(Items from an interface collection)
******

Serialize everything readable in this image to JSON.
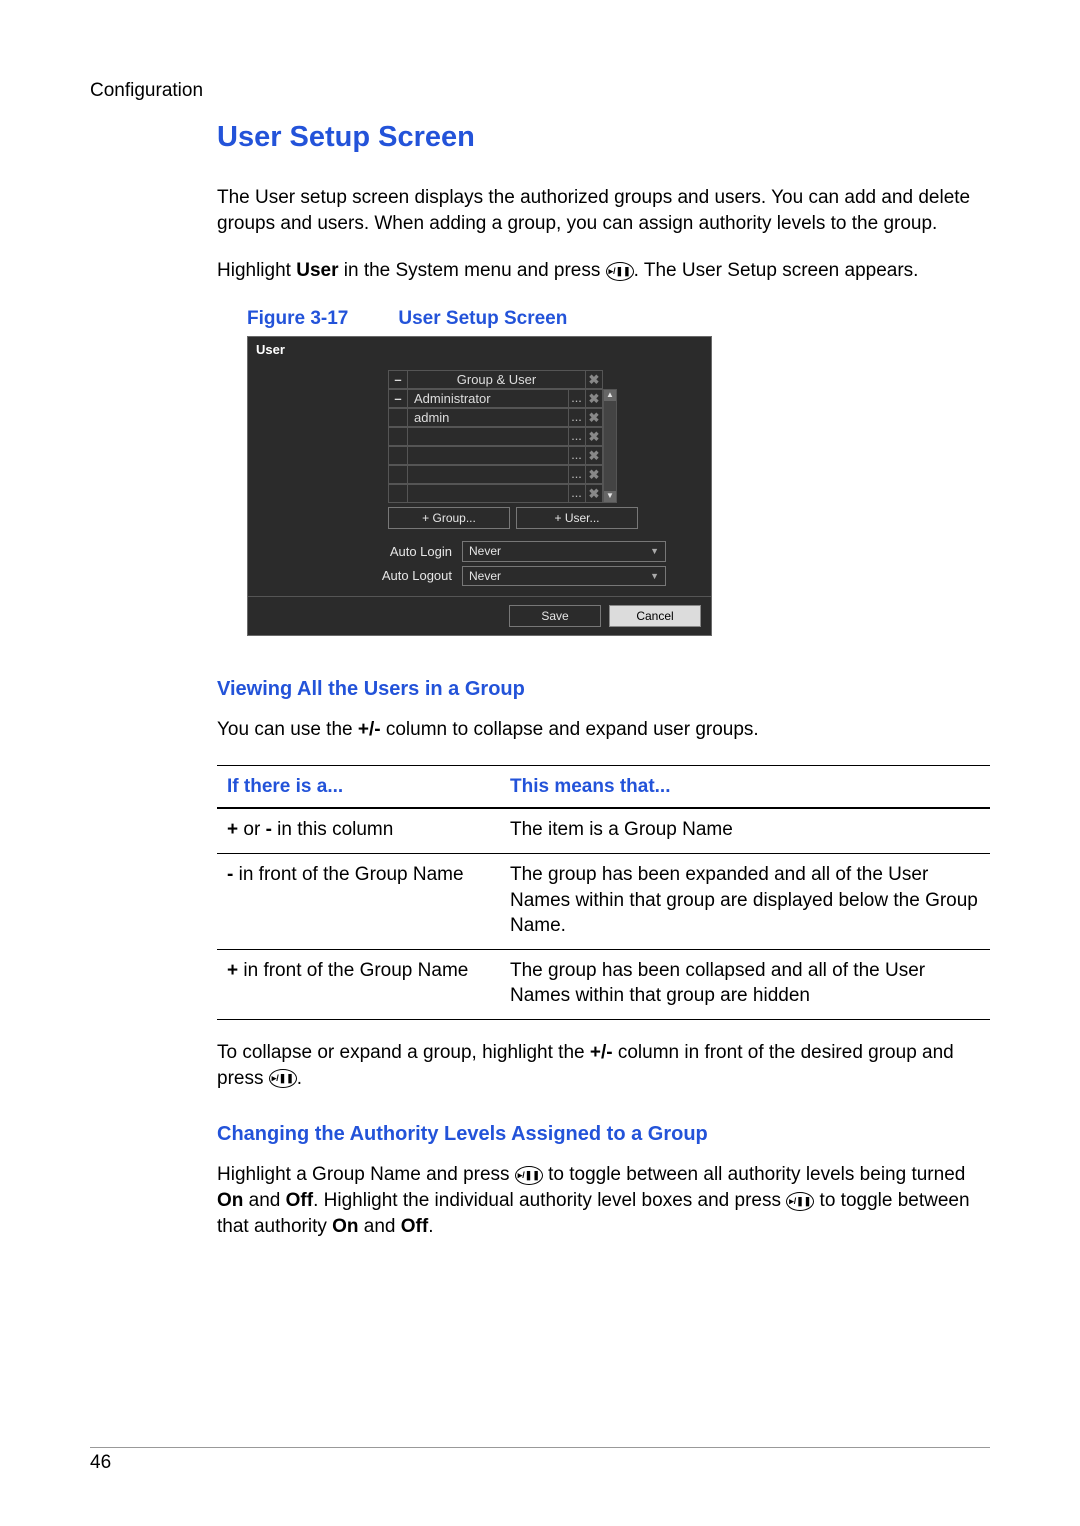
{
  "running_head": "Configuration",
  "page_number": "46",
  "h1": "User Setup Screen",
  "intro": "The User setup screen displays the authorized groups and users. You can add and delete groups and users. When adding a group, you can assign authority levels to the group.",
  "para2_a": "Highlight ",
  "para2_user": "User",
  "para2_b": " in the System menu and press ",
  "para2_c": ". The User Setup screen appears.",
  "key_glyph": "▸/❚❚",
  "figure": {
    "num": "Figure 3-17",
    "title": "User Setup Screen"
  },
  "dialog": {
    "title": "User",
    "rows": [
      {
        "coll": "–",
        "label": "Group & User",
        "centered": true,
        "dots": false,
        "x": true
      },
      {
        "coll": "–",
        "label": "Administrator",
        "centered": false,
        "dots": true,
        "x": true
      },
      {
        "coll": "",
        "label": "admin",
        "centered": false,
        "dots": true,
        "x": true
      },
      {
        "coll": "",
        "label": "",
        "centered": false,
        "dots": true,
        "x": true
      },
      {
        "coll": "",
        "label": "",
        "centered": false,
        "dots": true,
        "x": true
      },
      {
        "coll": "",
        "label": "",
        "centered": false,
        "dots": true,
        "x": true
      },
      {
        "coll": "",
        "label": "",
        "centered": false,
        "dots": true,
        "x": true
      }
    ],
    "add_group": "+ Group...",
    "add_user": "+ User...",
    "auto_login_k": "Auto Login",
    "auto_login_v": "Never",
    "auto_logout_k": "Auto Logout",
    "auto_logout_v": "Never",
    "save": "Save",
    "cancel": "Cancel"
  },
  "h2_view": "Viewing All the Users in a Group",
  "view_para_a": "You can use the ",
  "view_para_pm": "+/-",
  "view_para_b": " column to collapse and expand user groups.",
  "table": {
    "h1": "If there is a...",
    "h2": "This means that...",
    "rows": [
      {
        "c1_pre": "",
        "c1_b1": "+",
        "c1_mid": " or ",
        "c1_b2": "-",
        "c1_post": " in this column",
        "c2": "The item is a Group Name"
      },
      {
        "c1_pre": "",
        "c1_b1": "-",
        "c1_mid": "",
        "c1_b2": "",
        "c1_post": " in front of the Group Name",
        "c2": "The group has been expanded and all of the User Names within that group are displayed below the Group Name."
      },
      {
        "c1_pre": "",
        "c1_b1": "+",
        "c1_mid": "",
        "c1_b2": "",
        "c1_post": " in front of the Group Name",
        "c2": "The group has been collapsed and all of the User Names within that group are hidden"
      }
    ]
  },
  "collapse_para_a": "To collapse or expand a group, highlight the ",
  "collapse_para_pm": "+/-",
  "collapse_para_b": " column in front of the desired group and press ",
  "collapse_para_c": ".",
  "h2_change": "Changing the Authority Levels Assigned to a Group",
  "change_a": "Highlight a Group Name and press ",
  "change_b": " to toggle between all authority levels being turned ",
  "change_on": "On",
  "change_and1": " and ",
  "change_off": "Off",
  "change_c": ". Highlight the individual authority level boxes and press ",
  "change_d": " to toggle between that authority ",
  "change_e": "."
}
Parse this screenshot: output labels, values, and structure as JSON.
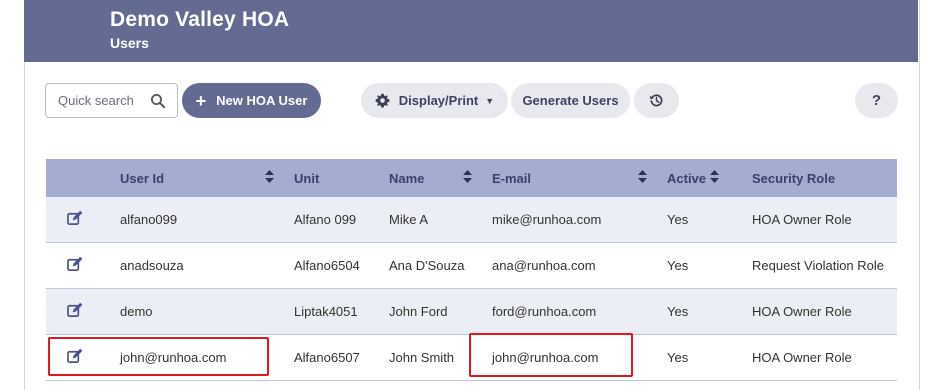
{
  "header": {
    "org_name": "Demo Valley HOA",
    "page_title": "Users"
  },
  "toolbar": {
    "search_placeholder": "Quick search",
    "new_user_label": "New HOA User",
    "display_print_label": "Display/Print",
    "generate_users_label": "Generate Users",
    "help_label": "?"
  },
  "table": {
    "columns": {
      "user_id": "User Id",
      "unit": "Unit",
      "name": "Name",
      "email": "E-mail",
      "active": "Active",
      "role": "Security Role"
    },
    "rows": [
      {
        "user_id": "alfano099",
        "unit": "Alfano 099",
        "name": "Mike A",
        "email": "mike@runhoa.com",
        "active": "Yes",
        "role": "HOA Owner Role"
      },
      {
        "user_id": "anadsouza",
        "unit": "Alfano6504",
        "name": "Ana D'Souza",
        "email": "ana@runhoa.com",
        "active": "Yes",
        "role": "Request Violation Role"
      },
      {
        "user_id": "demo",
        "unit": "Liptak4051",
        "name": "John Ford",
        "email": "ford@runhoa.com",
        "active": "Yes",
        "role": "HOA Owner Role"
      },
      {
        "user_id": "john@runhoa.com",
        "unit": "Alfano6507",
        "name": "John Smith",
        "email": "john@runhoa.com",
        "active": "Yes",
        "role": "HOA Owner Role"
      }
    ]
  },
  "colors": {
    "header_bg": "#646b92",
    "table_header_bg": "#a4accf",
    "alt_row_bg": "#eceef5",
    "highlight": "#e0191f"
  }
}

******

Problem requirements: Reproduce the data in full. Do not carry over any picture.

Reply:
Serialize everything readable in this image to JSON.
{
  "running_head": "Configuration",
  "page_number": "46",
  "h1": "User Setup Screen",
  "intro": "The User setup screen displays the authorized groups and users. You can add and delete groups and users. When adding a group, you can assign authority levels to the group.",
  "para2_a": "Highlight ",
  "para2_user": "User",
  "para2_b": " in the System menu and press ",
  "para2_c": ". The User Setup screen appears.",
  "key_glyph": "▸/❚❚",
  "figure": {
    "num": "Figure 3-17",
    "title": "User Setup Screen"
  },
  "dialog": {
    "title": "User",
    "rows": [
      {
        "coll": "–",
        "label": "Group & User",
        "centered": true,
        "dots": false,
        "x": true
      },
      {
        "coll": "–",
        "label": "Administrator",
        "centered": false,
        "dots": true,
        "x": true
      },
      {
        "coll": "",
        "label": "admin",
        "centered": false,
        "dots": true,
        "x": true
      },
      {
        "coll": "",
        "label": "",
        "centered": false,
        "dots": true,
        "x": true
      },
      {
        "coll": "",
        "label": "",
        "centered": false,
        "dots": true,
        "x": true
      },
      {
        "coll": "",
        "label": "",
        "centered": false,
        "dots": true,
        "x": true
      },
      {
        "coll": "",
        "label": "",
        "centered": false,
        "dots": true,
        "x": true
      }
    ],
    "add_group": "+ Group...",
    "add_user": "+ User...",
    "auto_login_k": "Auto Login",
    "auto_login_v": "Never",
    "auto_logout_k": "Auto Logout",
    "auto_logout_v": "Never",
    "save": "Save",
    "cancel": "Cancel"
  },
  "h2_view": "Viewing All the Users in a Group",
  "view_para_a": "You can use the ",
  "view_para_pm": "+/-",
  "view_para_b": " column to collapse and expand user groups.",
  "table": {
    "h1": "If there is a...",
    "h2": "This means that...",
    "rows": [
      {
        "c1_pre": "",
        "c1_b1": "+",
        "c1_mid": " or ",
        "c1_b2": "-",
        "c1_post": " in this column",
        "c2": "The item is a Group Name"
      },
      {
        "c1_pre": "",
        "c1_b1": "-",
        "c1_mid": "",
        "c1_b2": "",
        "c1_post": " in front of the Group Name",
        "c2": "The group has been expanded and all of the User Names within that group are displayed below the Group Name."
      },
      {
        "c1_pre": "",
        "c1_b1": "+",
        "c1_mid": "",
        "c1_b2": "",
        "c1_post": " in front of the Group Name",
        "c2": "The group has been collapsed and all of the User Names within that group are hidden"
      }
    ]
  },
  "collapse_para_a": "To collapse or expand a group, highlight the ",
  "collapse_para_pm": "+/-",
  "collapse_para_b": " column in front of the desired group and press ",
  "collapse_para_c": ".",
  "h2_change": "Changing the Authority Levels Assigned to a Group",
  "change_a": "Highlight a Group Name and press ",
  "change_b": " to toggle between all authority levels being turned ",
  "change_on": "On",
  "change_and1": " and ",
  "change_off": "Off",
  "change_c": ". Highlight the individual authority level boxes and press ",
  "change_d": " to toggle between that authority ",
  "change_e": "."
}
Parse this screenshot: output labels, values, and structure as JSON.
{
  "header": {
    "org_name": "Demo Valley HOA",
    "page_title": "Users"
  },
  "toolbar": {
    "search_placeholder": "Quick search",
    "new_user_label": "New HOA User",
    "display_print_label": "Display/Print",
    "generate_users_label": "Generate Users",
    "help_label": "?"
  },
  "table": {
    "columns": {
      "user_id": "User Id",
      "unit": "Unit",
      "name": "Name",
      "email": "E-mail",
      "active": "Active",
      "role": "Security Role"
    },
    "rows": [
      {
        "user_id": "alfano099",
        "unit": "Alfano 099",
        "name": "Mike A",
        "email": "mike@runhoa.com",
        "active": "Yes",
        "role": "HOA Owner Role"
      },
      {
        "user_id": "anadsouza",
        "unit": "Alfano6504",
        "name": "Ana D'Souza",
        "email": "ana@runhoa.com",
        "active": "Yes",
        "role": "Request Violation Role"
      },
      {
        "user_id": "demo",
        "unit": "Liptak4051",
        "name": "John Ford",
        "email": "ford@runhoa.com",
        "active": "Yes",
        "role": "HOA Owner Role"
      },
      {
        "user_id": "john@runhoa.com",
        "unit": "Alfano6507",
        "name": "John Smith",
        "email": "john@runhoa.com",
        "active": "Yes",
        "role": "HOA Owner Role"
      }
    ]
  },
  "colors": {
    "header_bg": "#646b92",
    "table_header_bg": "#a4accf",
    "alt_row_bg": "#eceef5",
    "highlight": "#e0191f"
  }
}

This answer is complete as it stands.